WHAT NEEDS TO BE DONE:
Please reproduce the records exactly, leaving out any pictures.

+++

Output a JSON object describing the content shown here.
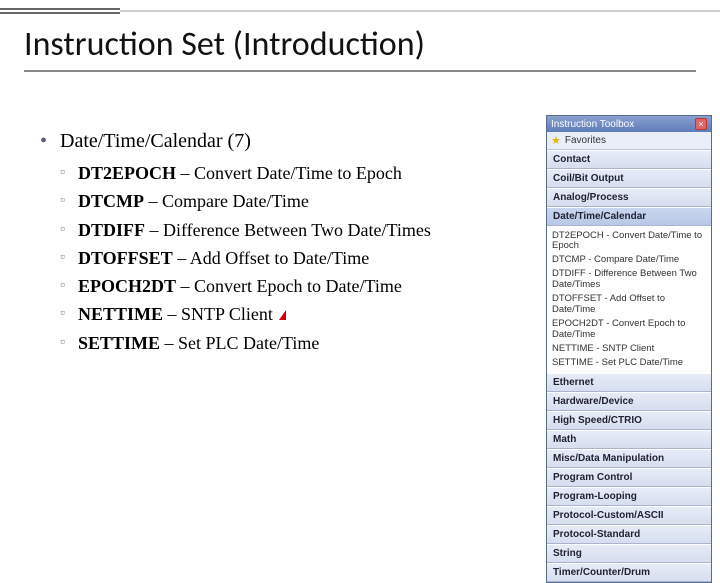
{
  "title": "Instruction Set (Introduction)",
  "section": {
    "heading": "Date/Time/Calendar (7)"
  },
  "instructions": [
    {
      "code": "DT2EPOCH",
      "desc": " – Convert Date/Time to Epoch"
    },
    {
      "code": "DTCMP",
      "desc": " – Compare Date/Time"
    },
    {
      "code": "DTDIFF",
      "desc": " – Difference Between Two Date/Times"
    },
    {
      "code": "DTOFFSET",
      "desc": " – Add Offset to Date/Time"
    },
    {
      "code": "EPOCH2DT",
      "desc": " – Convert Epoch to Date/Time"
    },
    {
      "code": "NETTIME",
      "desc": " – SNTP Client"
    },
    {
      "code": "SETTIME",
      "desc": " – Set PLC Date/Time"
    }
  ],
  "toolbox": {
    "title": "Instruction Toolbox",
    "favorites": "Favorites",
    "categories_top": [
      "Contact",
      "Coil/Bit Output",
      "Analog/Process"
    ],
    "selected_category": "Date/Time/Calendar",
    "selected_items": [
      "DT2EPOCH - Convert Date/Time to Epoch",
      "DTCMP - Compare Date/Time",
      "DTDIFF - Difference Between Two Date/Times",
      "DTOFFSET - Add Offset to Date/Time",
      "EPOCH2DT - Convert Epoch to Date/Time",
      "NETTIME - SNTP Client",
      "SETTIME - Set PLC Date/Time"
    ],
    "categories_bottom": [
      "Ethernet",
      "Hardware/Device",
      "High Speed/CTRIO",
      "Math",
      "Misc/Data Manipulation",
      "Program Control",
      "Program-Looping",
      "Protocol-Custom/ASCII",
      "Protocol-Standard",
      "String",
      "Timer/Counter/Drum"
    ]
  }
}
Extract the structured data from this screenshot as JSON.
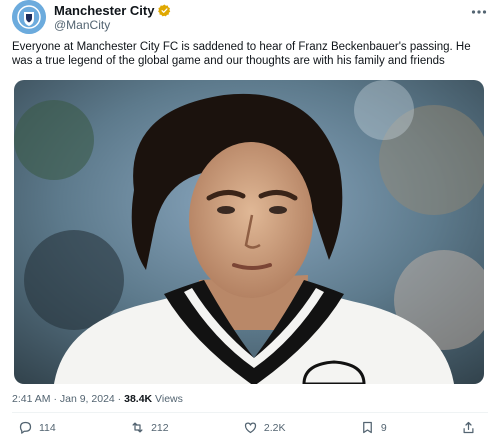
{
  "account": {
    "name": "Manchester City",
    "handle": "@ManCity",
    "verified_color": "#e0a800"
  },
  "tweet": {
    "text": "Everyone at Manchester City FC is saddened to hear of Franz Beckenbauer's passing. He was a true legend of the global game and our thoughts are with his family and friends",
    "time": "2:41 AM",
    "separator": " · ",
    "date": "Jan 9, 2024",
    "views_count": "38.4K",
    "views_label": " Views"
  },
  "actions": {
    "replies": "114",
    "reposts": "212",
    "likes": "2.2K",
    "bookmarks": "9"
  },
  "icons": {
    "more": "more-icon",
    "reply": "reply-icon",
    "repost": "repost-icon",
    "like": "like-icon",
    "bookmark": "bookmark-icon",
    "share": "share-icon"
  },
  "colors": {
    "text": "#0f1419",
    "secondary": "#536471",
    "brand": "#6cabdd"
  }
}
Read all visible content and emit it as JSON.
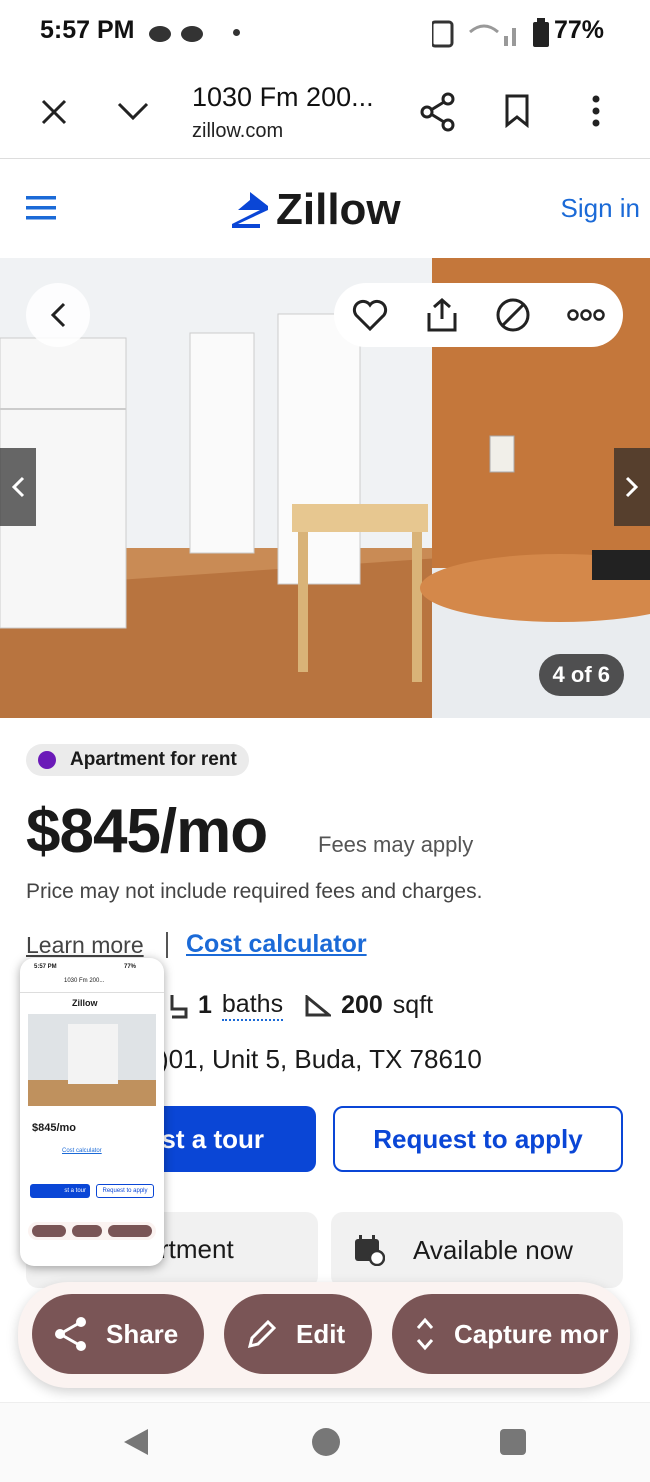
{
  "status": {
    "time": "5:57 PM",
    "battery": "77%"
  },
  "browser": {
    "title": "1030 Fm 200...",
    "url": "zillow.com"
  },
  "header": {
    "brand": "Zillow",
    "signin": "Sign in"
  },
  "photo": {
    "counter": "4 of 6"
  },
  "listing": {
    "type": "Apartment for rent",
    "price": "$845/mo",
    "fees": "Fees may apply",
    "note": "Price may not include required fees and charges.",
    "learn_more": "Learn more",
    "cost_calc": "Cost calculator",
    "baths_num": "1",
    "baths_label": "baths",
    "sqft_num": "200",
    "sqft_label": "sqft",
    "address": ")01, Unit 5, Buda, TX 78610",
    "tour_btn": "st a tour",
    "apply_btn": "Request to apply",
    "chip_type": "rtment",
    "chip_available": "Available now"
  },
  "share_sheet": {
    "share": "Share",
    "edit": "Edit",
    "capture": "Capture mor"
  },
  "thumbnail": {
    "time": "5:57 PM",
    "batt": "77%",
    "title": "1030 Fm 200...",
    "brand": "Zillow",
    "price": "$845/mo",
    "calc": "Cost calculator",
    "tour": "st a tour",
    "apply": "Request to apply"
  },
  "colors": {
    "zillow_blue": "#0a46d6",
    "link_blue": "#1b6ad7",
    "sheet_btn": "#7a5556"
  }
}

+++

OUTPUT OF THE TASK:
Output a JSON object describing the content shown here.
{
  "title": "Instruction Set (Introduction)",
  "section": {
    "heading": "Date/Time/Calendar (7)"
  },
  "instructions": [
    {
      "code": "DT2EPOCH",
      "desc": " – Convert Date/Time to Epoch"
    },
    {
      "code": "DTCMP",
      "desc": " – Compare Date/Time"
    },
    {
      "code": "DTDIFF",
      "desc": " – Difference Between Two Date/Times"
    },
    {
      "code": "DTOFFSET",
      "desc": " – Add Offset to Date/Time"
    },
    {
      "code": "EPOCH2DT",
      "desc": " – Convert Epoch to Date/Time"
    },
    {
      "code": "NETTIME",
      "desc": " – SNTP Client"
    },
    {
      "code": "SETTIME",
      "desc": " – Set PLC Date/Time"
    }
  ],
  "toolbox": {
    "title": "Instruction Toolbox",
    "favorites": "Favorites",
    "categories_top": [
      "Contact",
      "Coil/Bit Output",
      "Analog/Process"
    ],
    "selected_category": "Date/Time/Calendar",
    "selected_items": [
      "DT2EPOCH - Convert Date/Time to Epoch",
      "DTCMP - Compare Date/Time",
      "DTDIFF - Difference Between Two Date/Times",
      "DTOFFSET - Add Offset to Date/Time",
      "EPOCH2DT - Convert Epoch to Date/Time",
      "NETTIME - SNTP Client",
      "SETTIME - Set PLC Date/Time"
    ],
    "categories_bottom": [
      "Ethernet",
      "Hardware/Device",
      "High Speed/CTRIO",
      "Math",
      "Misc/Data Manipulation",
      "Program Control",
      "Program-Looping",
      "Protocol-Custom/ASCII",
      "Protocol-Standard",
      "String",
      "Timer/Counter/Drum"
    ]
  }
}
Extract the structured data from this screenshot as JSON.
{
  "account": {
    "name": "Manchester City",
    "handle": "@ManCity",
    "verified_color": "#e0a800"
  },
  "tweet": {
    "text": "Everyone at Manchester City FC is saddened to hear of Franz Beckenbauer's passing. He was a true legend of the global game and our thoughts are with his family and friends",
    "time": "2:41 AM",
    "separator": " · ",
    "date": "Jan 9, 2024",
    "views_count": "38.4K",
    "views_label": " Views"
  },
  "actions": {
    "replies": "114",
    "reposts": "212",
    "likes": "2.2K",
    "bookmarks": "9"
  },
  "icons": {
    "more": "more-icon",
    "reply": "reply-icon",
    "repost": "repost-icon",
    "like": "like-icon",
    "bookmark": "bookmark-icon",
    "share": "share-icon"
  },
  "colors": {
    "text": "#0f1419",
    "secondary": "#536471",
    "brand": "#6cabdd"
  }
}
Read all visible content and emit it as JSON.
{
  "status": {
    "time": "5:57 PM",
    "battery": "77%"
  },
  "browser": {
    "title": "1030 Fm 200...",
    "url": "zillow.com"
  },
  "header": {
    "brand": "Zillow",
    "signin": "Sign in"
  },
  "photo": {
    "counter": "4 of 6"
  },
  "listing": {
    "type": "Apartment for rent",
    "price": "$845/mo",
    "fees": "Fees may apply",
    "note": "Price may not include required fees and charges.",
    "learn_more": "Learn more",
    "cost_calc": "Cost calculator",
    "baths_num": "1",
    "baths_label": "baths",
    "sqft_num": "200",
    "sqft_label": "sqft",
    "address": ")01, Unit 5, Buda, TX 78610",
    "tour_btn": "st a tour",
    "apply_btn": "Request to apply",
    "chip_type": "rtment",
    "chip_available": "Available now"
  },
  "share_sheet": {
    "share": "Share",
    "edit": "Edit",
    "capture": "Capture mor"
  },
  "thumbnail": {
    "time": "5:57 PM",
    "batt": "77%",
    "title": "1030 Fm 200...",
    "brand": "Zillow",
    "price": "$845/mo",
    "calc": "Cost calculator",
    "tour": "st a tour",
    "apply": "Request to apply"
  },
  "colors": {
    "zillow_blue": "#0a46d6",
    "link_blue": "#1b6ad7",
    "sheet_btn": "#7a5556"
  }
}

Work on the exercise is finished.